In addition to the original IP, the company has 5 new patents and 4 more pending.

Full technical specs and additional background are available on the website:

The company is now looking for $1.5 Million in bridge financing (a memorandum is available, along with a full business plan), and will raise another $15 Million in equity and debt over the next 18 months. They are also looking for strategic marketing partners, particularly utilities and other 3rd party energy service providers.

William (Bill) Alling, (775) 356-3600,
John Domingos, (415) 394-7000,

Dimmable Electronic Ballast

Subject: UFTO Note — Dimmable Electronic Ballast
Date: Sun, 27 Oct 1996 19:13:45 -0800
From: Ed Beardsworth

| * UFTO * Edward Beardsworth * Consultant
| 951 Lincoln Ave. tel 415-328-5670
| Palo Alto CA 94301-3041 fax 415-328-5675

Dimmable Electronic Ballast

Most dimmable ballasts available on the market are too expensive and difficult to install, which has limited their use to only very specialized applications. Now, it appears that the long-sought cost and performance for dimmable ballasts has been reached, making wide scale application feasible.

Electronic Lighting, Inc. (ELI) is a startup company which is bypassing traditional distribution channels and the strong conservatism of the lighting supply industry, going direct to ESCOs and others ready to do “smart lighting”. They’ve had a number of successful commercial installations. Some of your companies already know about ELI’s ballast, but there hasn’t been much activity beyond the “test and evaluation” phase.

The following is adapted from company literature:

SmartStart Controllable Dimming Electronic Series 700 Ballasts cost significantly less than other dimming ballasts. They are the nucleus for practical daylight harvesting system, and systems controlled by low-voltage occupancy sensors, manual dimming controls, and building automation systems.

Installation of ELI control systems is easy and inexpensive with snap-together low voltage wiring and allows for multiple control functions. ELI’s retrofit Daylight Harvesting System can save up to 40% more energy than can be obtained with fixed output electronic ballast retrofits. Low inrush current results in long controller and lamp life.

ELI also offers a “standard” Electronic Ballast with Controlled Rapid Start
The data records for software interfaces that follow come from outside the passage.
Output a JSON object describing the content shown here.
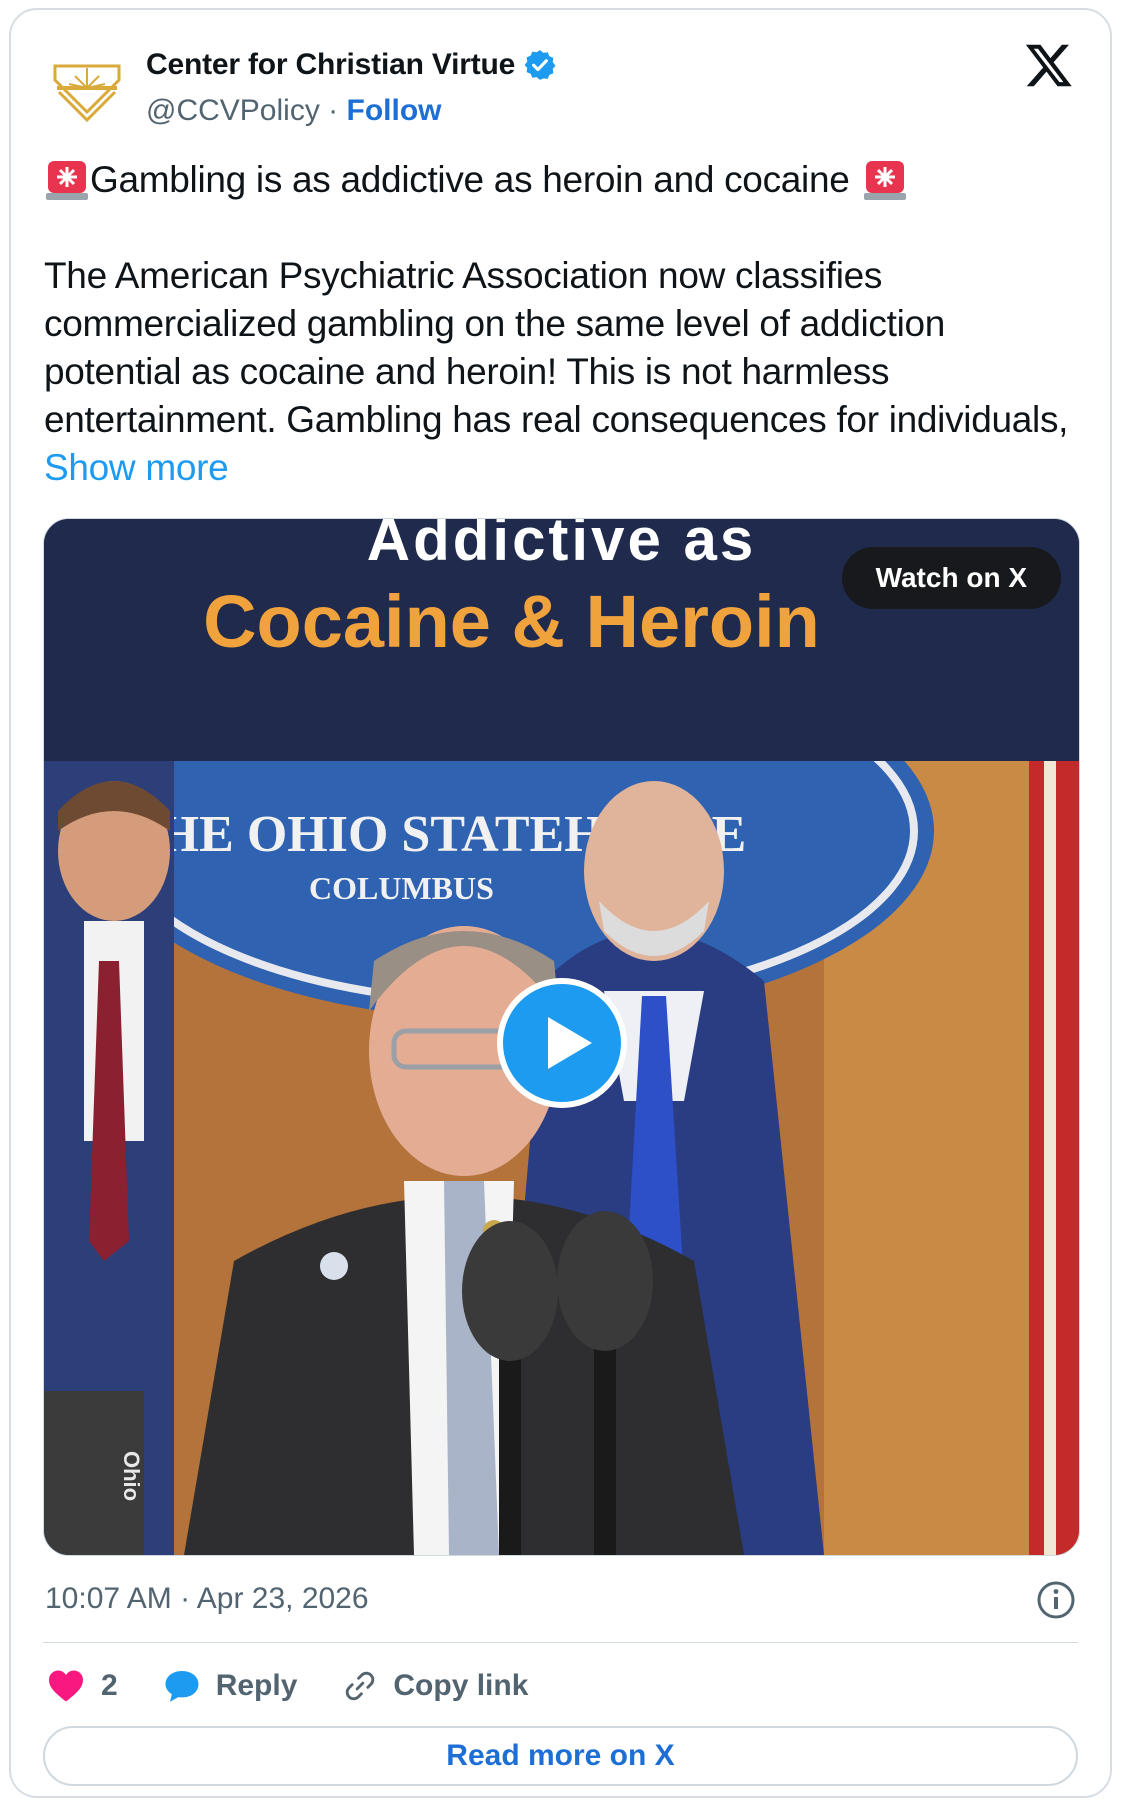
{
  "account": {
    "name": "Center for Christian Virtue",
    "handle": "@CCVPolicy",
    "separator": " · ",
    "follow_label": "Follow"
  },
  "tweet": {
    "headline": "Gambling is as addictive as heroin and cocaine",
    "body": "The American Psychiatric Association now classifies commercialized gambling on the same level of addiction potential as cocaine and heroin! This is not harmless entertainment. Gambling has real consequences for individuals, ",
    "show_more": "Show more"
  },
  "media": {
    "banner_top": "Addictive as",
    "banner_main": "Cocaine & Heroin",
    "watch_label": "Watch on X",
    "seal_line1": "THE OHIO STATEHOUSE",
    "seal_line2": "COLUMBUS",
    "podium_text": "Ohio"
  },
  "meta": {
    "timestamp": "10:07 AM · Apr 23, 2026"
  },
  "actions": {
    "like_count": "2",
    "reply_label": "Reply",
    "copy_label": "Copy link"
  },
  "footer": {
    "read_more_label": "Read more on X"
  },
  "colors": {
    "accent": "#1d9bf0",
    "follow": "#1d6fd6",
    "banner_bg": "#1f2a4d",
    "banner_text": "#f0a23c",
    "like": "#f91880"
  }
}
Until now, the choice was between rapid-start ballasts, which promise longer lamp life but consume more energy, or instant-start ballasts, which offer lower energy costs but shorten lamp life. ELI’s proprietary SmartStart® uses a unique driven-inverter circuit, rather than a self- oscillating circuit, to control the pre-heat interval and starting current.

It is no longer necessary to trade lamp life for energy savings. ELI’s SmartStart ballasts give both. Also, since the SmartStart ballast’s circuit design is more efficient, the ballast runs cooler than traditional rapid start ballasts.

ELI’s ballasts use only highly reliable, high- efficiency components which yield cooler operating temperatures (without potting) and lighter weight. ELI ballasts are built in an ISO 9002 certified facility to ensure manufacturing quality.

SmartStart ballasts compensate for system faults in a non-destructive manner to both the ballast and lamp. ELI’s patented technology handles a wide variety of system failures such as AC power input faults (brown- outs and voltage spikes), lamp operation faults, and ballast connection faults (including broken leads to the lamp, lamp replacement and restarting).